Surprise Surprise, this book is terrible. Katherine of Aragon is really one of my favorite historical characters and having seen the number Gregory pu...moreSurprise Surprise, this book is terrible. Katherine of Aragon is really one of my favorite historical characters and having seen the number Gregory pulled on Anne Boleyn I thought maybe Katherine would get better treatment. Sadly, no.
The book is accurate in some ways. Henry VII did propose a marriage between himself and his son's widow, he did insist on examining the bride before the wedding (remind anyone of Anne of Cleeves?) But I wasn't really looking for historical accuracy I was looking for a good read.
1.What really kills this book for me is the ridiculous italic passages of sappy first person narration.
2. The third person section between those are not much better. Katherine is under-developed and over idealized in a kind of sketched made-for-tv movie way.
3. I liked the idea that Katherine ends up loving both her husbands. But did they both have to be contrasting cardboard cut-outs? Arthur is meek and intelligent. Henry is silly and craves attention.
Oh and the language. At one point Henry VII describes Katherine as sexy, a word that doesn't enter English until the 1900s.
It's a Philippa Gregory book I'm not sure what I expected. Maybe *more* scandalous poor plot choices would have made the book actually better. If Katherine had married Henry VII for example or carried on an affair with her confessor while waiting for Henry VII to die or just...anything besides the constant onslaught of "I was destined to be queen" and "god is on my side" (less)
There's a complicated aesthetic experience you have to go through when you're reading Maus. The subject is presented really well--the form and structu...moreThere's a complicated aesthetic experience you have to go through when you're reading Maus. The subject is presented really well--the form and structure and style and content--it all lives up to any critical standard you could put it to. When books don't reach this level of critical standards it is often hilariously easy to read them, like watching bad TV on netflix. Good books are *sometimes* easy to read, when they sort of sing and thrill along with you (Middlemarch for example.) Other books present a constant stomach ache and worry-knot. The enjoyment a reader feels when reading them is oddly subverted by the discomfort of subject matte--hence the stomach ache and bile. And I don't mean that the Holocaust is an uncomfortable subject, the Holocaust is a terrifying nauseating subject uncomfortable doesn't begin to speak of it.
Anyway it's like eating a really awesome plum tart while looking at photos of starving people. Your brain will probably just not know what to do with itself. (less)
Watson has a gift for producing vibrant, elucidated, quotes--from other people's arguments. About 1/10th of the way through his 900 page long volume (...moreWatson has a gift for producing vibrant, elucidated, quotes--from other people's arguments.

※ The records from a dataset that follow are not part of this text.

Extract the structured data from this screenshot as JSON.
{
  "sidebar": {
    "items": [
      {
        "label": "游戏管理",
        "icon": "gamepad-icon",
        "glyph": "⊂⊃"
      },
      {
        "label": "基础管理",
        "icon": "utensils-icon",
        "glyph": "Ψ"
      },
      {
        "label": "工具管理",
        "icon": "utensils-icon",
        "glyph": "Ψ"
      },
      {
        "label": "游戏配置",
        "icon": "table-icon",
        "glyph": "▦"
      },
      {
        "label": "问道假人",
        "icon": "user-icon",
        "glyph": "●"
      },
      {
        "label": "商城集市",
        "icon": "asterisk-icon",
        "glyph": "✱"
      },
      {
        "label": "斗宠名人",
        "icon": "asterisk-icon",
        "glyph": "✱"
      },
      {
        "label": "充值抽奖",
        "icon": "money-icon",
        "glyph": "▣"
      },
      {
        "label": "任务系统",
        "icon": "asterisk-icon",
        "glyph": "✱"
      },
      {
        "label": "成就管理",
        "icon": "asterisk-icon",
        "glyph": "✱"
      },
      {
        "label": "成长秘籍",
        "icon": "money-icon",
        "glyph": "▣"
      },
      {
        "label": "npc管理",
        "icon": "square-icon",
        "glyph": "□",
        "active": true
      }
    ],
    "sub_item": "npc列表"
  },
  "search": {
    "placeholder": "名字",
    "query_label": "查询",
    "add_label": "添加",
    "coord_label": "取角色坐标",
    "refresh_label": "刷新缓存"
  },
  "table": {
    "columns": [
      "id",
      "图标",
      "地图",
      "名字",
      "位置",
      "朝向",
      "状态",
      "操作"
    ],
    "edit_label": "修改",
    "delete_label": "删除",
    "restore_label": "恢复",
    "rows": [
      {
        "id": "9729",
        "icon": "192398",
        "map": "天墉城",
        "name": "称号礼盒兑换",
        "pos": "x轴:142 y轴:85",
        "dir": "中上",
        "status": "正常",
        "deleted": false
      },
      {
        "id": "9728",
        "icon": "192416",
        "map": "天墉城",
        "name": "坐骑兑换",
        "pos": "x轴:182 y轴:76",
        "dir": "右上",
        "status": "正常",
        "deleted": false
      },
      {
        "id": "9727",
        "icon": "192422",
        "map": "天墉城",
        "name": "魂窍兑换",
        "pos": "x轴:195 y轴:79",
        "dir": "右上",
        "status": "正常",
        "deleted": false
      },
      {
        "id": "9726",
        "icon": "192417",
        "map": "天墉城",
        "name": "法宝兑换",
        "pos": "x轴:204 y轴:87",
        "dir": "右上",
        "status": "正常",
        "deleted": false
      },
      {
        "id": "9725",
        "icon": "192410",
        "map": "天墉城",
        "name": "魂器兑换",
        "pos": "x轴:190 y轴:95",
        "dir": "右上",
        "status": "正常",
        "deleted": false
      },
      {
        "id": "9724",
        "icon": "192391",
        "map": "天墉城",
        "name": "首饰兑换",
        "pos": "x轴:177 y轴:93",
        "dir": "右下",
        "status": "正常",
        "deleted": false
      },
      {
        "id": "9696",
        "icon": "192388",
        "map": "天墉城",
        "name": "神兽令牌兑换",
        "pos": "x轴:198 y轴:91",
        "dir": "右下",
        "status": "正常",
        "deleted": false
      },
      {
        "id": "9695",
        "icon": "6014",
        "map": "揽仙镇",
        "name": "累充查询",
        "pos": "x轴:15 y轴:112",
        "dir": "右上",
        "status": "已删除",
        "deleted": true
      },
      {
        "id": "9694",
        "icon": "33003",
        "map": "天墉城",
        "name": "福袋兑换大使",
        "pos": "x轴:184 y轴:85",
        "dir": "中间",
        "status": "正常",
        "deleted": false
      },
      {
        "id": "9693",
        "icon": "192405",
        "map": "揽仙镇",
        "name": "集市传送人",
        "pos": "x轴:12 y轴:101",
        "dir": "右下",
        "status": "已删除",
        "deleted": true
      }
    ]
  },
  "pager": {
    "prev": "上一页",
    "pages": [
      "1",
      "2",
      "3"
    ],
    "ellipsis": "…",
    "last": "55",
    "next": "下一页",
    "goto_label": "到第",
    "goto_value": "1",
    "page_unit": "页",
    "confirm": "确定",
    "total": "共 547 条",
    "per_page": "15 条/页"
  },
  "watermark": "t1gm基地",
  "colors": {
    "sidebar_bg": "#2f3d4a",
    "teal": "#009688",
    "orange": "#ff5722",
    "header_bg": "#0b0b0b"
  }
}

About 1/10th of the way through his 900 page long volume (happily I'm reading this on my kindle...) I've already started to notice what may turn out to be this book's main flaw, rhetorical reliance on other authors. I'm not sure that this needs to be as much of a problem as it's feeling like. In theory there's nothing wrong with the book collecting and gathering a lot of research, it's a more histiography like argument anyway--but with a book this long the author's voice is going to have to hold the argument together, and I haven't seen evidence of that yet.
This isn't really something I am holding against this book. There's a large difference between collections of unsourced quotations (Reality Hunger) and thoughtfully collected and sourced arguments. There's a wealth of information I hadn't heard before starting this book and the opening segments on Holocaust, wwii, european education and Germany was "enlightening" (har har har) and to someone like me (who gets a holocaust refresher course in every single German lit class I take!) the information made me actually want to talk about the holocaust and theory of german memory, something I haven't wanted to do since sophomore year of high school. (less)